1. Proactive use of a LMS: We use ultranet as an LMS. Others schools use moodle and/or wiki. Rather than an online repository for word documents, I aim to include videos, podcasts, quizzes and links to online sites to both extend and support students’ learning. I’m not saying they are all regular users but by showing them the site often in class, there are at least some using this option.
2. Reusable videos: There are some great sites around covering ideas, concepts, texts and can be included in lessons. Kahn Academy, Teacher Tube, TED Talks, the Vlog brothers Crash Course clips and Upworthy are worth searching and bookmarking. Recently, I used clips off YouTube from a Sunday TV programme on boy racing as a starter for Year 10 formal writing. We also discussed the case of the 4 year-old boy who was killed by a boy racer in Christchurch. This generated a brainstorming session and then planning essays on A3 in groups. Their homework was to write an introduction independently.
3. Mini-lectures: I’ve become a fan of Showme this year. These presentations are easy to create and can be added to a LMS via a link so students (yes with computer access OR smart phones with data credit!) can review in their own time. The combination of visual and oral cues works well especially with lower literacy learners who definitely prefer this to note taking. Be warned – you’ll need your best radio voice!
4. Interactive online resources: Why recreate the wheel?

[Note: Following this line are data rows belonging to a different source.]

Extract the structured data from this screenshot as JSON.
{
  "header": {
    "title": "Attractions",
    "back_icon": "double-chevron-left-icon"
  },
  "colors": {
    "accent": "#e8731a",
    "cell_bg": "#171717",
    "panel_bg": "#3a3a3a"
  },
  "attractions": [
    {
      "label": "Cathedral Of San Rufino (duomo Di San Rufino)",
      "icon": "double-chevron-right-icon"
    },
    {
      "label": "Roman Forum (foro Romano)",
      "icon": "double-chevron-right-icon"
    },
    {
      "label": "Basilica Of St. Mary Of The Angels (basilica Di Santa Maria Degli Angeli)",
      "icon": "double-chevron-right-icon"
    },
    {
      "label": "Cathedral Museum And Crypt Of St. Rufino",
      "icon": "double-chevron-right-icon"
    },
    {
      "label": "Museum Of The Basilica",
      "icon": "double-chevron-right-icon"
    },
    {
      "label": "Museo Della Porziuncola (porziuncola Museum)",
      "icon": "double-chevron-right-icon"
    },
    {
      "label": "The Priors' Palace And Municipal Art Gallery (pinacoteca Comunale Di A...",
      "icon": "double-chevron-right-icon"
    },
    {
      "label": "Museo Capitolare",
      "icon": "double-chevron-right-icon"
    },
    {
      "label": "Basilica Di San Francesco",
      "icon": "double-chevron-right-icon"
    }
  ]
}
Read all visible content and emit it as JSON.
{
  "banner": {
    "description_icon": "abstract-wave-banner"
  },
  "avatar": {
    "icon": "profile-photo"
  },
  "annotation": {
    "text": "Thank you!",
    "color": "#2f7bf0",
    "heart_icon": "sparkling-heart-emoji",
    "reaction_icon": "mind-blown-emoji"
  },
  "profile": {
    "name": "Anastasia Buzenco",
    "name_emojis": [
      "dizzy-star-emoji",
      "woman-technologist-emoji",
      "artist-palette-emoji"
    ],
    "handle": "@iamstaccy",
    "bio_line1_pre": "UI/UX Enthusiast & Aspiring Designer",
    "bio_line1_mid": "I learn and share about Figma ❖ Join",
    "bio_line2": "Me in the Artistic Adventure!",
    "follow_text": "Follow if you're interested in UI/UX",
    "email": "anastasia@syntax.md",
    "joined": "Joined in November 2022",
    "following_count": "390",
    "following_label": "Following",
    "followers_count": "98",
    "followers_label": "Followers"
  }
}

These are also a great option for tilting learning. This week, I used readwritethink’s persuasion map and essay map with my Year 10 class. We were half way through a formal writing assessment when I judged they were all still struggling with the basics. So I abandoned mission, lucked it with a booking for laptops, got them to complete both planners using their assessment topic and print the results. They have been much more focussed since. We also used the BBC skillwise site as a starter going right back to sentence construction and punctuation by talking about the rules then playing games. I did them first and then challenged students to beat my time. (Yes some did!)
So even in a learning environment where access to technology is not a given, there are ways to at least tilt learning. As well as promoting deep level thinking (SOLO anyone?), encouraging self-management and inquiry based learning, there are other benefits to teachers. This approach enables us to spend more one on one time with students (and let’s face it, core subject classes are large in most state secondary schools), is a less exhausting way to teach and once you have created/bookmarked a few videos/sites, you can reuse them so is less stressful.
None of this is rocket science. In fact flipped learning is based on core pedagogical tennants of relevancy, differentiation and engagement. And whether you’re a cautious tilter or a committed flipper, developing new ways to enhance learning outcomes is at the very least pause for thought.